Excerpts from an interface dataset
++++++++++++++++++++

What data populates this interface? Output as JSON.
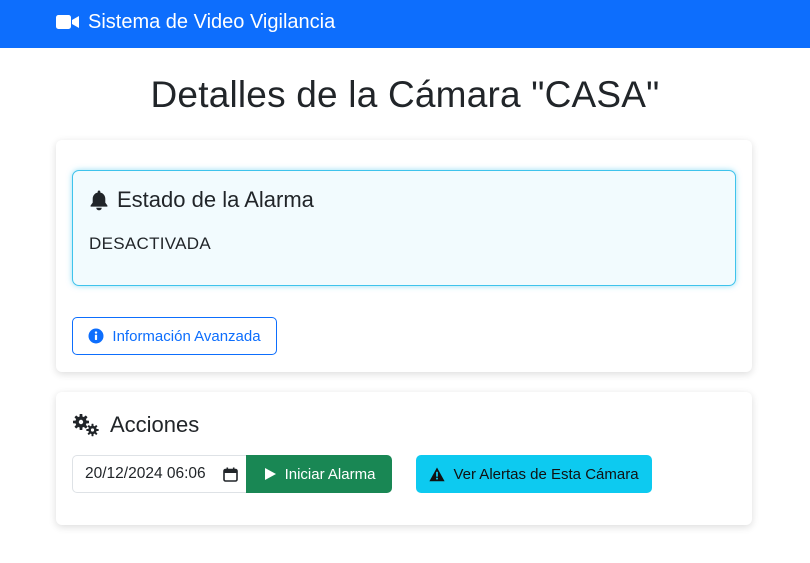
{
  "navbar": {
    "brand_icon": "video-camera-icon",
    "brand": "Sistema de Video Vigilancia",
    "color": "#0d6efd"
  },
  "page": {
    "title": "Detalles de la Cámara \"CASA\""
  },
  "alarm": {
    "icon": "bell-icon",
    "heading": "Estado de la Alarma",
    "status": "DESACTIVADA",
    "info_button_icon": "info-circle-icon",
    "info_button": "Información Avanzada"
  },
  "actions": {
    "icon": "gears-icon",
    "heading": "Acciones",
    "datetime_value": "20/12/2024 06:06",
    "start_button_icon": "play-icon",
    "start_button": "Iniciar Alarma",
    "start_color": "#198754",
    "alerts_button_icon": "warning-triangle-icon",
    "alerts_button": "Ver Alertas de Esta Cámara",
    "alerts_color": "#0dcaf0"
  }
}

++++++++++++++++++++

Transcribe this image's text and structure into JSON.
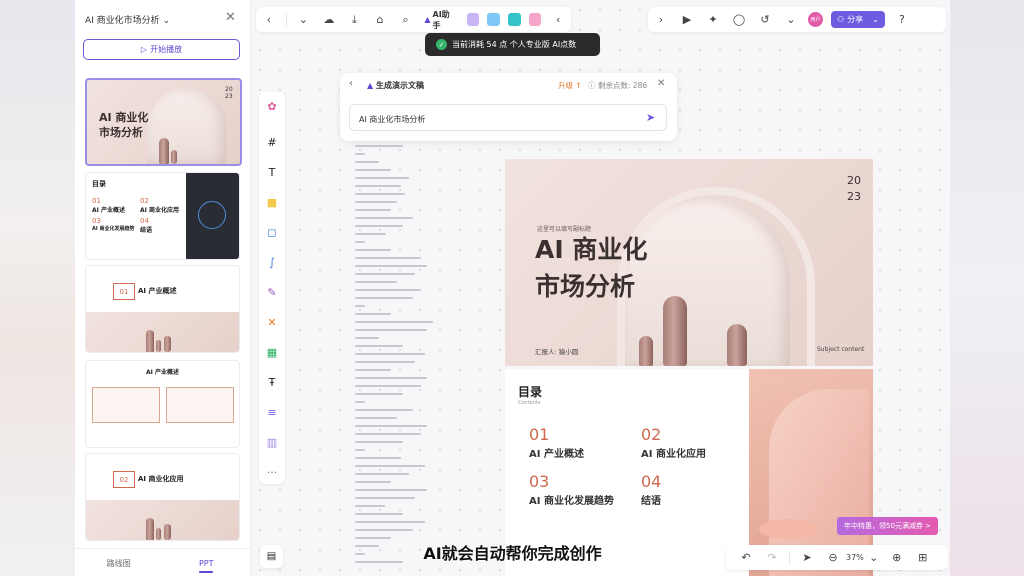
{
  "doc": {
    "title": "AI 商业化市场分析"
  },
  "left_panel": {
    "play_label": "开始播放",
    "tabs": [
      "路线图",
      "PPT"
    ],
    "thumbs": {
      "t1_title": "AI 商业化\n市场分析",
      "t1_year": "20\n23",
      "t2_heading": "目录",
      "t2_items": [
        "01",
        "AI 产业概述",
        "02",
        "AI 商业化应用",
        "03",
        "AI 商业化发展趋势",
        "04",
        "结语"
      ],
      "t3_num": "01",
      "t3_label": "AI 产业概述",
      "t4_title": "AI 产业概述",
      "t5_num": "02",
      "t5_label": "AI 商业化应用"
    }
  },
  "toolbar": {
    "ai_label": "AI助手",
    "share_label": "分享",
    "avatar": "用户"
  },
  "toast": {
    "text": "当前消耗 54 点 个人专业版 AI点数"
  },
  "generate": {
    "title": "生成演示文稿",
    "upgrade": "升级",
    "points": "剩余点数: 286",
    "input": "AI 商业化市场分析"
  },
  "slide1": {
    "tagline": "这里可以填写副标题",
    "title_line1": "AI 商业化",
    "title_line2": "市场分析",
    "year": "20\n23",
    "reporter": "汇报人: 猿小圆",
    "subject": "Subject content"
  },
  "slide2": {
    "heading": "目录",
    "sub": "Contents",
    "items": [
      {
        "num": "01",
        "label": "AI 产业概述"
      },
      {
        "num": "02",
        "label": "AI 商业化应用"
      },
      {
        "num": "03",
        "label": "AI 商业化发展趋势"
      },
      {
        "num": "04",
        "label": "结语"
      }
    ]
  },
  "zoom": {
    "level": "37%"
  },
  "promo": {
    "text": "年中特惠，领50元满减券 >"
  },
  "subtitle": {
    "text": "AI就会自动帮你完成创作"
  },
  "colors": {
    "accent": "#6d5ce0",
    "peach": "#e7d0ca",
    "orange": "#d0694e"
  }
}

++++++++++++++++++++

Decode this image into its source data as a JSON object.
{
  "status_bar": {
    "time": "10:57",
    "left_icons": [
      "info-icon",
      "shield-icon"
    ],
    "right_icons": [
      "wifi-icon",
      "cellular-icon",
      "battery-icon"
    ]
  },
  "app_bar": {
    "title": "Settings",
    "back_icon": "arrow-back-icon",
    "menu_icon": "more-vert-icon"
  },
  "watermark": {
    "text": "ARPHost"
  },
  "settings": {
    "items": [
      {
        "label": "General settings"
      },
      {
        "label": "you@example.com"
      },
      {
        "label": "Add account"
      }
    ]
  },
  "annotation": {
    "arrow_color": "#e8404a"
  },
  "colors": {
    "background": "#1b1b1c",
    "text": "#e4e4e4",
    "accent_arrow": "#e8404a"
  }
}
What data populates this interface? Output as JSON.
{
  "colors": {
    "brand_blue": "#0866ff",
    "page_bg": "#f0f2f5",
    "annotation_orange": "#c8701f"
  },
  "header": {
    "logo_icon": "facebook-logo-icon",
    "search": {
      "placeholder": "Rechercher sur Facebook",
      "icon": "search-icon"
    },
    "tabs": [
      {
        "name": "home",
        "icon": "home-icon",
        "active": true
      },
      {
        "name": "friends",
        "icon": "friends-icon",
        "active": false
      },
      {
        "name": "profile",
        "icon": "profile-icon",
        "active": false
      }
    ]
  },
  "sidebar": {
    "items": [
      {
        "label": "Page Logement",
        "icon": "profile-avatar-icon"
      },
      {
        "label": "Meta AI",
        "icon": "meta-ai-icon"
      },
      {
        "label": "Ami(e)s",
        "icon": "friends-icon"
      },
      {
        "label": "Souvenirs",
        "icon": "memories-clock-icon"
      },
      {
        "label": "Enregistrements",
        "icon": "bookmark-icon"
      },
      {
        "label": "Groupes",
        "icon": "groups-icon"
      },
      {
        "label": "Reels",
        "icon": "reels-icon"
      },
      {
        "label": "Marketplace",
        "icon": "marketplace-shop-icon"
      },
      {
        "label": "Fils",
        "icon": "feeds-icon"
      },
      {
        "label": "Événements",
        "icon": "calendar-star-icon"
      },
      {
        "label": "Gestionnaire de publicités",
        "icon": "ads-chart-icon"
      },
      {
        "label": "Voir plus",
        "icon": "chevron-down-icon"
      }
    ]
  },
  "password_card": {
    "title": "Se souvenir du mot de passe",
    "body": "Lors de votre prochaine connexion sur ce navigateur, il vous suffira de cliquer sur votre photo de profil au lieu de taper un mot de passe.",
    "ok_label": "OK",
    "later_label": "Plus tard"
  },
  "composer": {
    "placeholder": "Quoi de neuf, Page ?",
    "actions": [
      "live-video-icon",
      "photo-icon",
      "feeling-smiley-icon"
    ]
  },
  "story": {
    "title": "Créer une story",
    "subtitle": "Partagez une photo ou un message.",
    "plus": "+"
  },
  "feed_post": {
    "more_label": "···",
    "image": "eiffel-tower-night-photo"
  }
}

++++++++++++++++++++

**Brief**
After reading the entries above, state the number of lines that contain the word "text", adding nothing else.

**Exercise output**
6